By: Rafael Tonon
Artists and companies are creating new tools to transform how we consume and how we think about our food
Much is said about what the food of the future will be like, but little is discussed about the tools we will use to eat them. If the food as we know it has been evolving in the last decades (think about meat replacers, 3D printed food, lab-grown beef…), we are still tasting it with the same old cutlery and dishwear.
Since prehistoric times, humans have ingeniously devised sharp knives and rock bowls to eat. Technology in the kitchen has to do more with the humble tools of everyday cooking and eating than with the modern equipments that are launched every week – and that soon might even start cooking for us. These tools shape what we eat, but they have also transformed how we consume and how we think about our food.
Because of this, artists and design companies are using design to reshape the relation we built with forks, knives and spoons. Since Steinbeisser was founded in 2009, its partners, Jouw Wijnsma and Martin Kullik, pursued the idea of creating experimental gastronomy initiatives. Their goal was to totally rethink the concept of a meal – and much of this passed by the tools we usually use around the table.
They started to work with “artists who create cutlery and dishware that celebrates experimentation and the search for new ways to enjoy food”, as the Dutch duo say. Last year, Steinbeisser’s online store Jouw… was launched to present a collection of cutlery and tableware created by more than 25 artists they have been working with for the last years.
This collection gathers pieces that don’t follow the normal rules of usability.
“Instead, they challenge you to reconsider preconceptions about the relationship between tableware and the user. They can be loved for their thought-provoking function but also for their beauty”, Kullik and Wijnsma point out.
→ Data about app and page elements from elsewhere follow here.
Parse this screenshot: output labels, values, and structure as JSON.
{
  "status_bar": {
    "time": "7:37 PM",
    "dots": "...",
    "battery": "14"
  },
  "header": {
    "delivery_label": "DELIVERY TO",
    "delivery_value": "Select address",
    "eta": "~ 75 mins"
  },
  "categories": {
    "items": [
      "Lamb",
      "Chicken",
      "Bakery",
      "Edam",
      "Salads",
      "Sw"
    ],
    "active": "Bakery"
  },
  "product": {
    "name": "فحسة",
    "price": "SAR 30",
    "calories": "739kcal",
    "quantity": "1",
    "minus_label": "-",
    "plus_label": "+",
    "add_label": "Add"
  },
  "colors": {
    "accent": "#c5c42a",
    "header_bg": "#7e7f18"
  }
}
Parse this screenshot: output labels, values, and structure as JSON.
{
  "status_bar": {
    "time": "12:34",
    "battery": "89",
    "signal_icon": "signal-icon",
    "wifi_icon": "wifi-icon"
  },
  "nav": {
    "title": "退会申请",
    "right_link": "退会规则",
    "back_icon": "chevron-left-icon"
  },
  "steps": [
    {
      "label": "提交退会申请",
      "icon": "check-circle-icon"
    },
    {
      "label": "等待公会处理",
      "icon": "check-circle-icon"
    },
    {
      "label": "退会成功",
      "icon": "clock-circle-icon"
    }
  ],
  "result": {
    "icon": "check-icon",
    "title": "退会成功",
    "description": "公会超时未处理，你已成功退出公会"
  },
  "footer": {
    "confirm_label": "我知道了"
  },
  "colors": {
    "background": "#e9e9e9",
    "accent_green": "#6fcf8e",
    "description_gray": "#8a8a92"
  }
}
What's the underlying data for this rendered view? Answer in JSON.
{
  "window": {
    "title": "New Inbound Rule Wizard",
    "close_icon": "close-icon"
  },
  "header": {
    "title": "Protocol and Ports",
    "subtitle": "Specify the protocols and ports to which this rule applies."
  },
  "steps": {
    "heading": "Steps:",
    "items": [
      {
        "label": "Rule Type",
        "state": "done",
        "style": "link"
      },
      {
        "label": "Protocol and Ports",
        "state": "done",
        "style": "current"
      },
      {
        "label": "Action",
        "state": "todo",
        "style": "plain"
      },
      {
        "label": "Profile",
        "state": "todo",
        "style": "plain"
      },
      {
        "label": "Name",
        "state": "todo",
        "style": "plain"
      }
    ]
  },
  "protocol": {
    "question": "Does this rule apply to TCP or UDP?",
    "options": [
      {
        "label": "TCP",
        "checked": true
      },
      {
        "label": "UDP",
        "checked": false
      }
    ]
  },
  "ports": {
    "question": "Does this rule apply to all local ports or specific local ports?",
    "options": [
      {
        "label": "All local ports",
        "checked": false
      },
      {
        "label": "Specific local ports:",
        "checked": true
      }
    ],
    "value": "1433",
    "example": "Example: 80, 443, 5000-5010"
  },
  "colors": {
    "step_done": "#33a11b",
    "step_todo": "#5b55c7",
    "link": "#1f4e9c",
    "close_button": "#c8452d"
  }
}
Among the pieces, there are some from Nils Hint, an artist who is aiming to upcycle and reshape old cutlery and tools from the era of the Soviet Union. Or Maki Okamoto’s spoons that propose a mutation that contains the regular cutlery’s raw materials, but the function is no longer obvious. Her spoons invite us to use our imagination and to find out different perspectives, whilst becoming a part of the creation.
Julian Watts, other Steinbeisser’s contributor artist, based in Oakland, California, uses traditional wood carving to explore the real functionality of an object. The result is an ecosystem of both sculptural and functional works that challenge the viewer to reconsider their preconceptions about the objects that make up the world around us.
For one experimental dinner proposed by Kullik and Wijnsma, he created a four-edged spoon with which four people could eat from at the same time – if they could balance the piece, of course. The idea was to create a relation between four stranger guests that didn’t know each other, the spoon used as an ice-breaker, as Watts explained. So, these pieces can also reshape our social relations around food.
But the future of cutlery and dishwear is not only about experimentation. OTHR is a company that uses 3-D printing to create more innovative luxury home goods. Made by famous designers, they use materials not usually associated with 3-D printing, such as steel, porcelain and bronze to create bottle openers, sugar bowls and juicers.
Each product is printed and shipped to order, and all of them are individually numbered, making them really exclusive. The point here is to use technology to create high-design housewares and, more than selling the object itself, market the design behind it. More than the item, what matters is the functionality and the aeshetic.
“Our long-term vision is that if you buy an OTHR object, you’re printing it at home”, said Joe Doucet, CEO and a co-founder of OTHR, to the Wall Street Journal.
OTHR have plans to also create a subscription service, allowing its customers to download and print their items at home, in a more affordable way than the retail price.
Whether creating a “strangeness” or allowing us to print them at home, these new cutlery and dishwear objects may transform the way we are going to eat in the near future. Since our own food seems to be suffering radical changes, we will need to have the perfect tools to deal with it. And that’s what these designers and artists are trying to create.